There will be different meetings and events with participants such as the Indian activist, scientific advisor Dr Vandana Shiva; the Yezidi activist and Sakharov Prize laureate 2016 Lamiya Aji Bashar; the renowned French nuclear physicist Hélène Langevin-Joliot, who is the granddaughter of Marie Skłodowska-Curie; and business owner Gina Miller who took the UK government to court over Brexit.

Reform of EU Asylum rules

Swedish ALDE member Cecilia Wikström presents her report on the reform of the Dublin regulation, which clarifies which EU country is responsible for processing asylum seekers, to the civil liberties committee on 9 March.

Palm oil production

The environment committee votes on 9 March on a proposal concerning the sustainable production of palm oil.
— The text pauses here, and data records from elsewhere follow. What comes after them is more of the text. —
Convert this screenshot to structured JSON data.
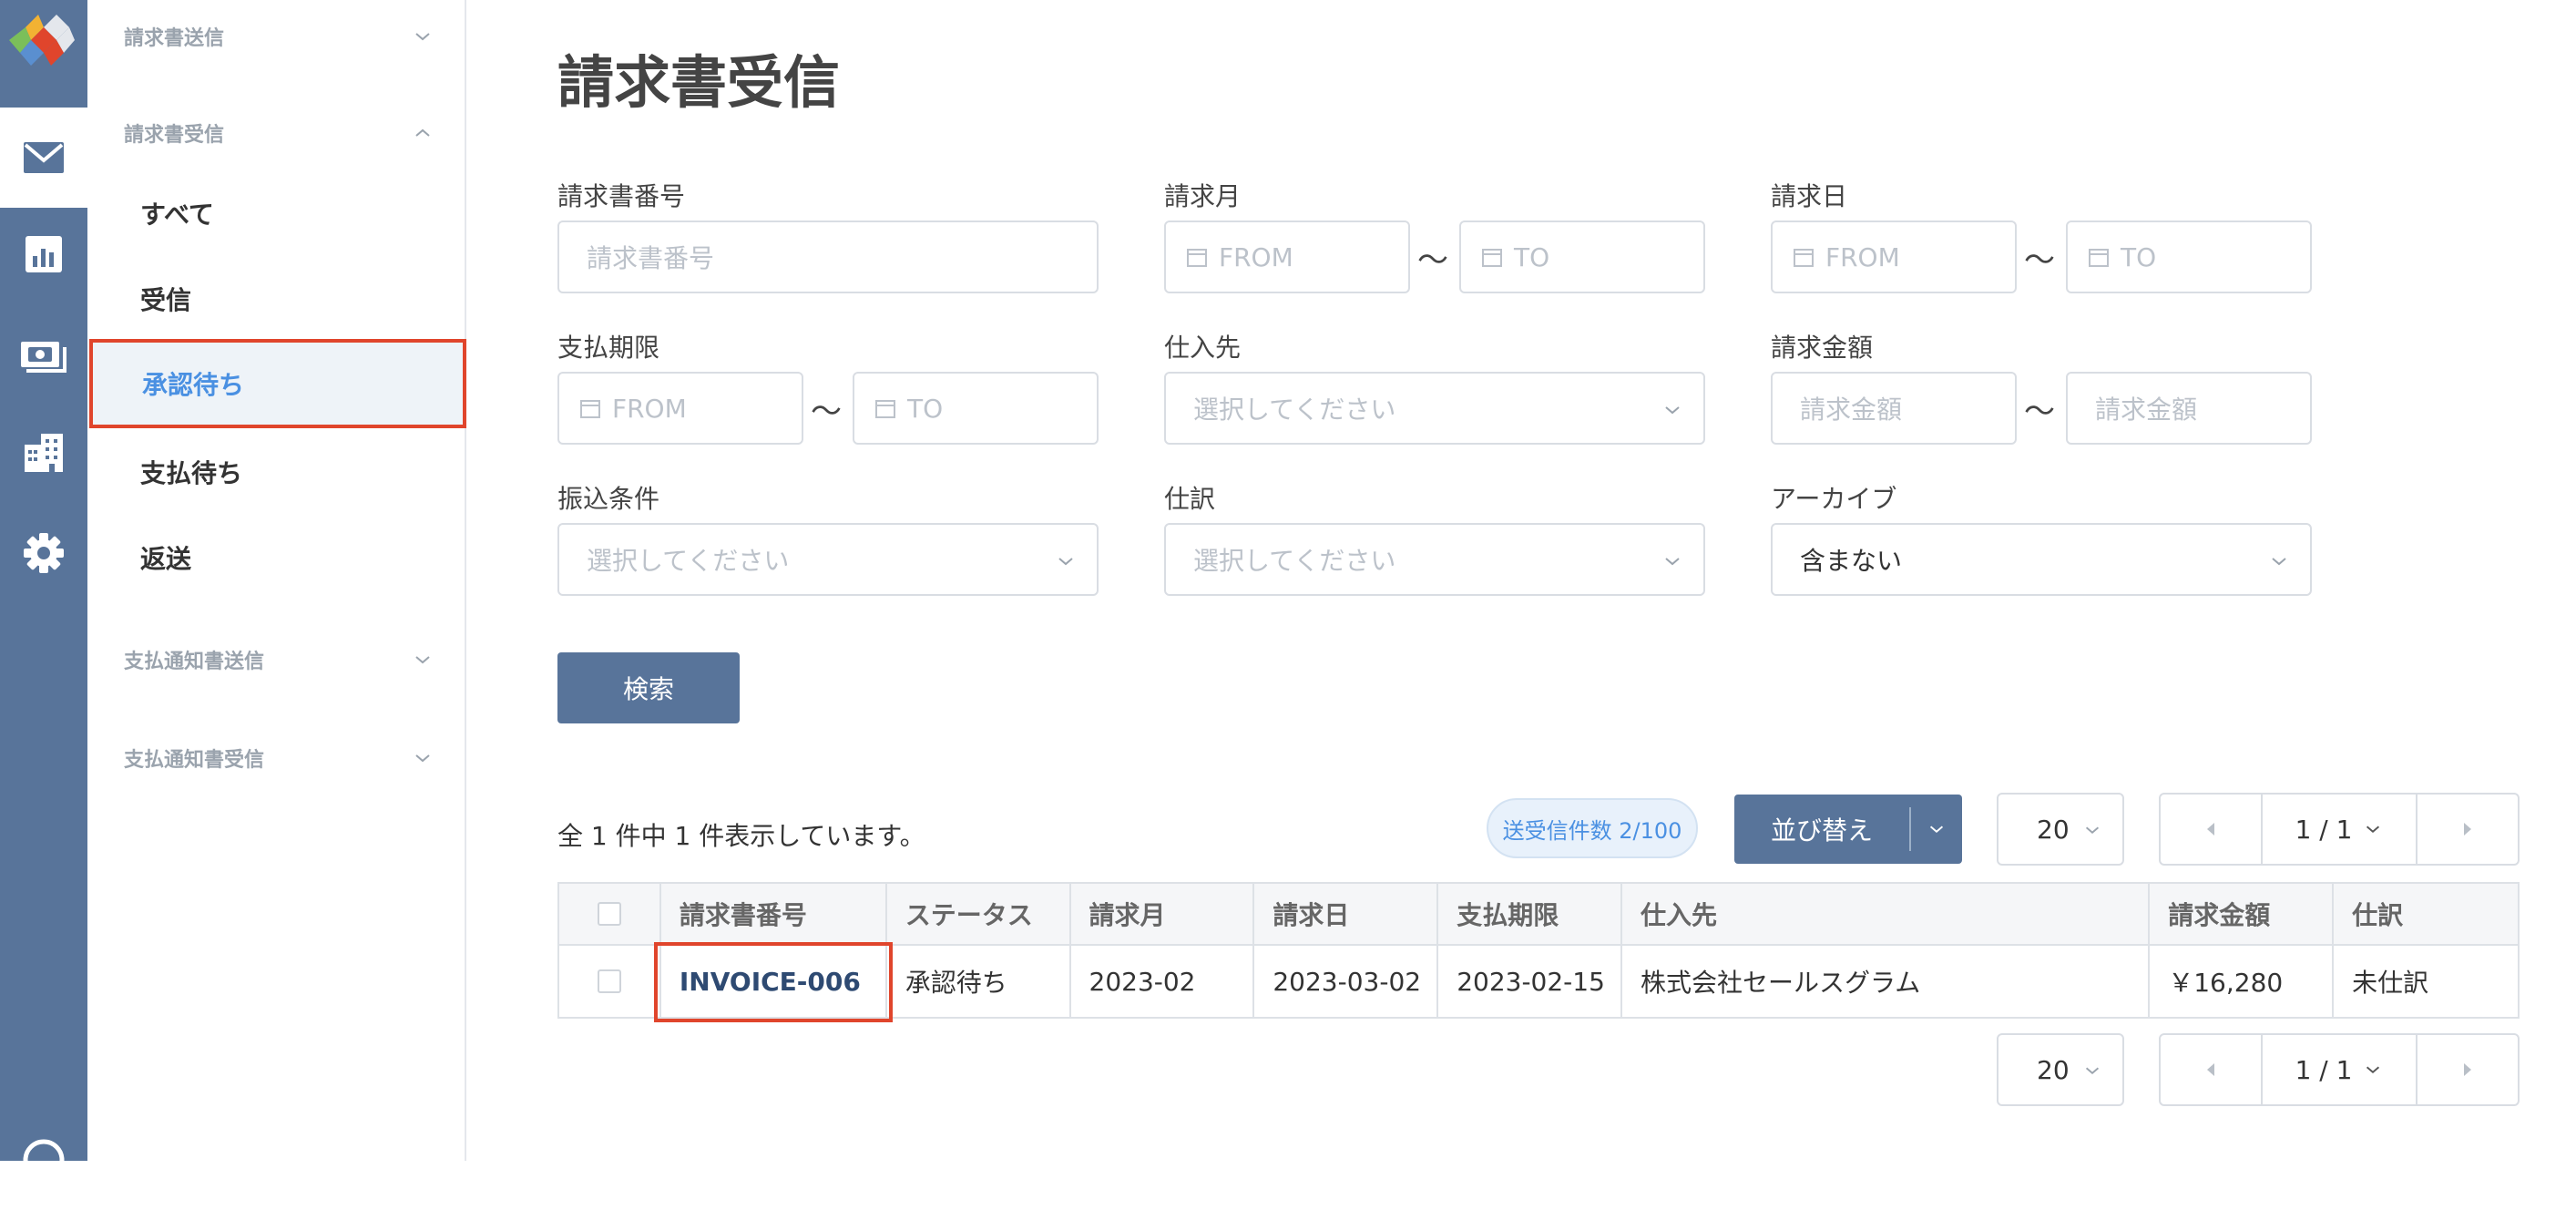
{
  "rail": {
    "items": [
      {
        "icon": "mail-icon",
        "active": true
      },
      {
        "icon": "bar-chart-icon",
        "active": false
      },
      {
        "icon": "money-icon",
        "active": false
      },
      {
        "icon": "building-icon",
        "active": false
      },
      {
        "icon": "gear-icon",
        "active": false
      },
      {
        "icon": "help-icon",
        "active": false
      }
    ]
  },
  "sidebar": {
    "group_send": "請求書送信",
    "group_receive": "請求書受信",
    "items": [
      "すべて",
      "受信",
      "承認待ち",
      "支払待ち",
      "返送"
    ],
    "active_item": "承認待ち",
    "group_payment_send": "支払通知書送信",
    "group_payment_receive": "支払通知書受信"
  },
  "page": {
    "title": "請求書受信"
  },
  "filters": {
    "invoice_number": {
      "label": "請求書番号",
      "placeholder": "請求書番号"
    },
    "billing_month": {
      "label": "請求月",
      "from": "FROM",
      "to": "TO"
    },
    "billing_date": {
      "label": "請求日",
      "from": "FROM",
      "to": "TO"
    },
    "due_date": {
      "label": "支払期限",
      "from": "FROM",
      "to": "TO"
    },
    "supplier": {
      "label": "仕入先",
      "placeholder": "選択してください"
    },
    "amount": {
      "label": "請求金額",
      "from_placeholder": "請求金額",
      "to_placeholder": "請求金額"
    },
    "transfer_terms": {
      "label": "振込条件",
      "placeholder": "選択してください"
    },
    "journal": {
      "label": "仕訳",
      "placeholder": "選択してください"
    },
    "archive": {
      "label": "アーカイブ",
      "value": "含まない"
    },
    "range_separator": "〜",
    "search_button": "検索"
  },
  "results": {
    "summary": "全 1 件中 1 件表示しています。",
    "quota_badge": "送受信件数 2/100",
    "sort_button": "並び替え",
    "page_size": "20",
    "page_indicator": "1 / 1"
  },
  "table": {
    "columns": [
      "請求書番号",
      "ステータス",
      "請求月",
      "請求日",
      "支払期限",
      "仕入先",
      "請求金額",
      "仕訳"
    ],
    "rows": [
      {
        "invoice_number": "INVOICE-006",
        "status": "承認待ち",
        "billing_month": "2023-02",
        "billing_date": "2023-03-02",
        "due_date": "2023-02-15",
        "supplier": "株式会社セールスグラム",
        "amount": "￥16,280",
        "journal": "未仕訳"
      }
    ]
  },
  "colors": {
    "rail_bg": "#58749a",
    "primary_button": "#58749a",
    "active_text": "#4a90e2",
    "highlight_border": "#e0452c"
  }
}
The production of palm oil leads to deforestation: jungle is removed to be replaced by palm plantations, to get a very cheap oil used for cosmetics and all type of food, putting ecosystems in danger, for example orang-utans at risk of extinction.

Rule of Law in Poland

Also on 9 March, the civil liberties committee holds a debate on the state of play of the rule of law in Poland with commissioner Frans Timmermans.

Money laundering

The committee investigating money laundering, tax avoidance and tax evasion holds its last hearing today. The hearing looks at the roles played by banks, accountants and lawyers in setting up secret offshore constructions for their clients. The first two hearing of this sort took place on 24 January and 9 February.